Nearing the Faroe Islands after dark, they managed to get stuck in a whirlpool. They could have easily been sunk, but managed to power out of it. Once in the Faroe Islands, they got a crane to lift their boat out of the water for needed damage repairs. Then it was a race to stay ahead of Hurricane Bill.
There were no Coast Guard or rescue crews involved at all, other than to track their location just like they do for every other vessel traveling the seas. At one point a British Coast Guard helicopter crew hovered over them taking video in amazement, as the Brown brothers powered nonstop through huge waves much larger than their little boat, and winds at 30+ knots.
They had been warned about how dangerous the North Sea could be, but they decided to go for it. As if that wasn’t bad enough, the cover of their Suzuki outboard motor fell off, so they were sputtering along with water getting in the motor. Then there was a storm and they were trying to find a safe harbor in the pitch dark. They ended up spending the night with some Coast Guard guys, even though it technically wasn’t a rescue.
They were on the outskirts of London when they were met by Norm Miller of Interstate Battery and the I Am Second organization. London was the location for the Cross the Atlantic world record to terminate. But as if that wasn’t enough, they continued on across the English Channel to France, and then to Germany. (A weird thing was, in Europe, it was against the law to have more than two Jerry cans of gas.) It was disappointing that the head of the maritime museum in Germany wouldn’t meet with them, probably because they were lowly Americans. They ended up visiting a military hospital in Rhine, Germany, where they told their story and figured out how to get back home.
One thing not mentioned long enough be noticed, is that Ralph’s company, Dream Boats, designed, manufactures, and sells the boat used for the trip–the Dream Boat Intruder 21. The torture test this boat went through was a real testament to the strength of both fiberglass and the human spirit.
The “I Am Second” Organization
Ralph and Bob named their boat “I Am Second,” because God is always first. There is also a not-for-profit organization called “I Am Second.” It was founded by Norm Miller, the Chairman of Dallas-based Interstate Batteries. Many people don’t know that Miller is a Christian business executive of the highest caliber. Directed by the Bible verse John 12:32, Miller was looking for ways to inspire people to put Jesus Christ first. That’s how Interstate Batteries came to sponsor Ralph and Bob’s trip.

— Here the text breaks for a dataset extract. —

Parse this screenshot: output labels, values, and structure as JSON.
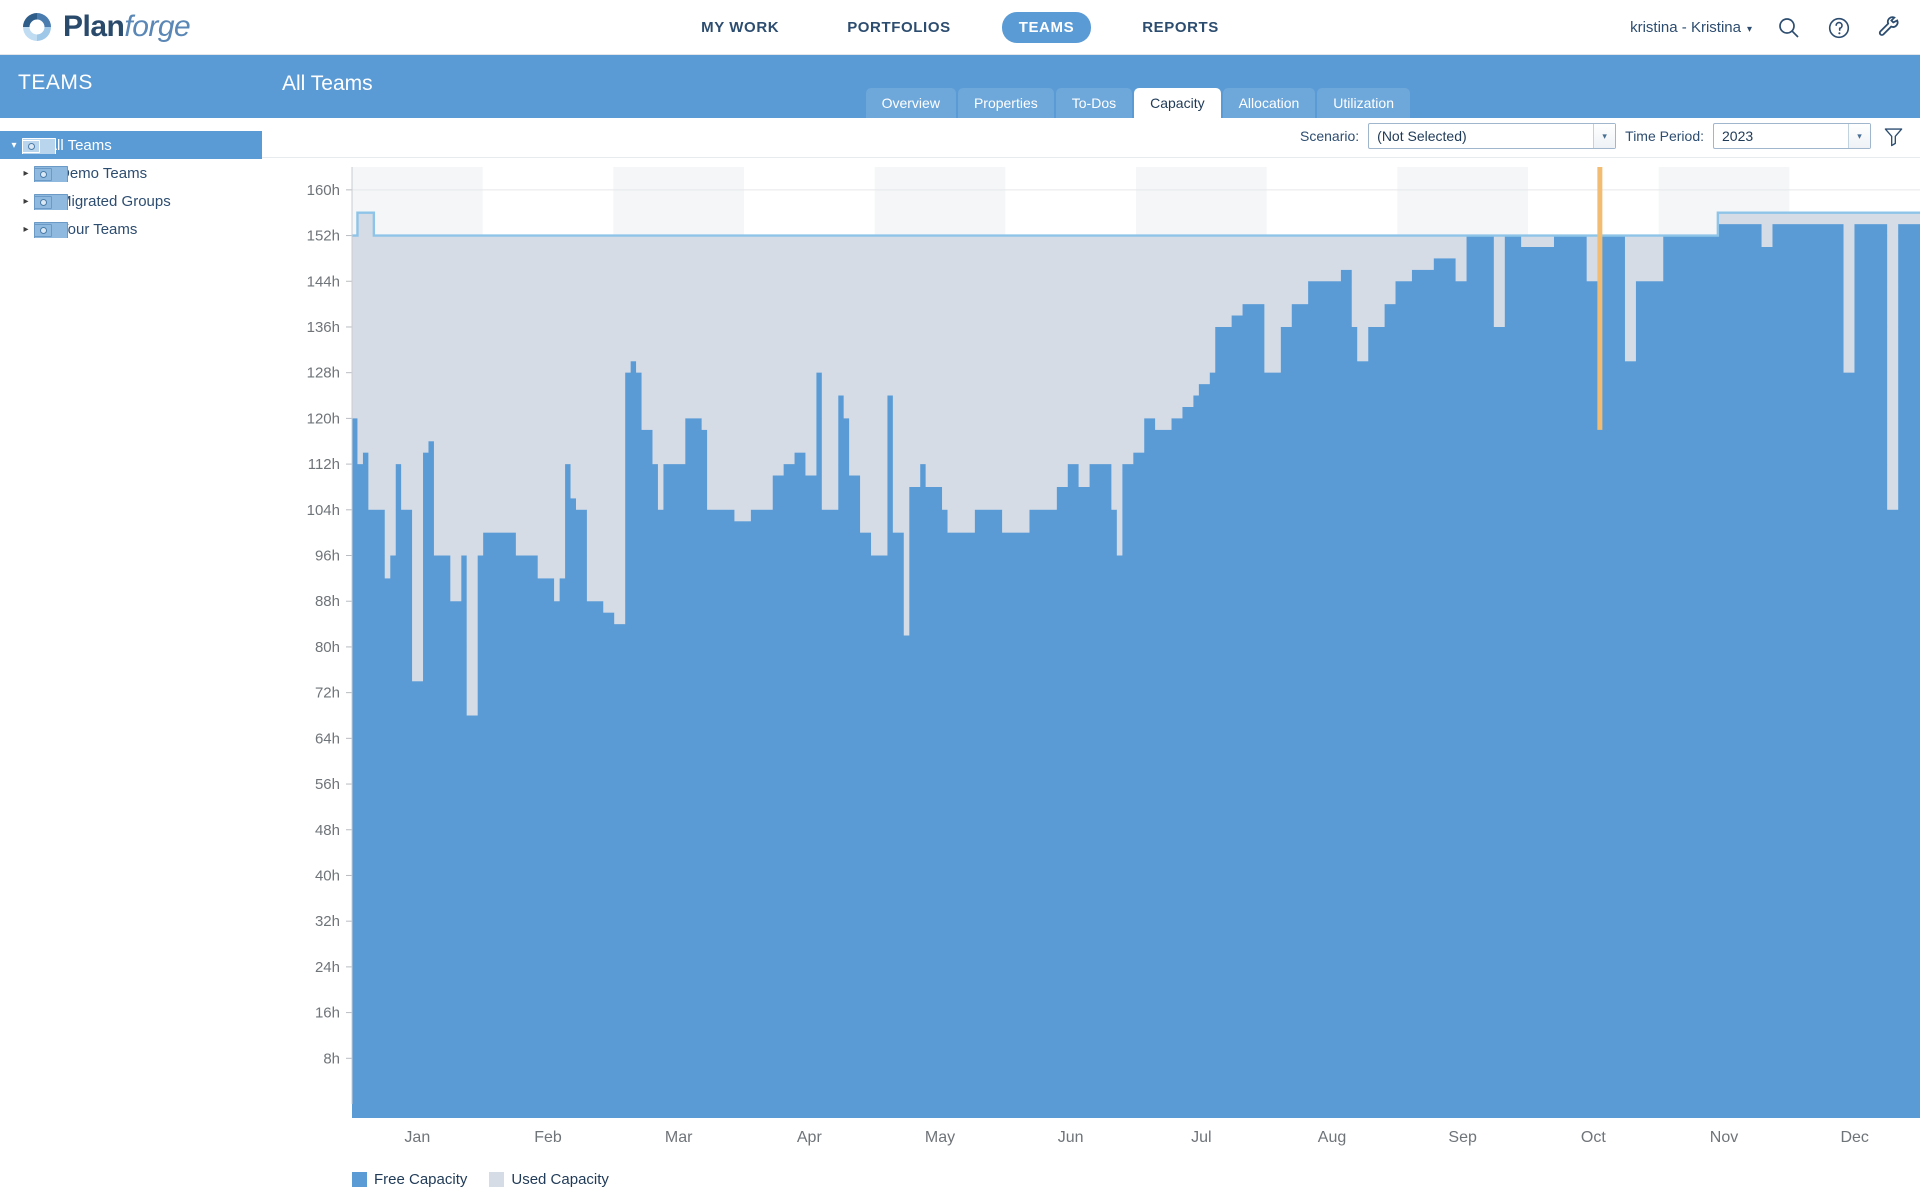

These brothers definitely had the faith that God would see them through. I don’t care what anyone says, these two men are heroes in every sense of the word – having journeyed across the Atlantic, never giving up, putting God first, and bringing heightened awareness to Wounded Warriors. How they did not fall overboard, get pneumonia, broach or flip the boat, crash into ice or something submerged while traveling 20 knots in the middle of the night–unbelievable.
These two guys, undoubtedly with God’s help, made it to their final destination (with just a cup of gas to make it at one time!). What they accomplished is absolutely unbelievable! Yes, the production is a bit amateurish–but it was done on a shoestring budget, and for a basically one-man production, you can tell that a lot of effort, work, and TLC went into it. It’s very endearing.
As low budget as this is, people should watch and respect what they did and why they did it. Ralph and Bob are a lot tougher than they look, and they made up for a lack of planning and arctic offshore experience with sheer willpower, luck, and endurance.
Thanks for taking us with you, Bob and Ralph! Watch the “I Am Second Voyage” on Amazon Prime!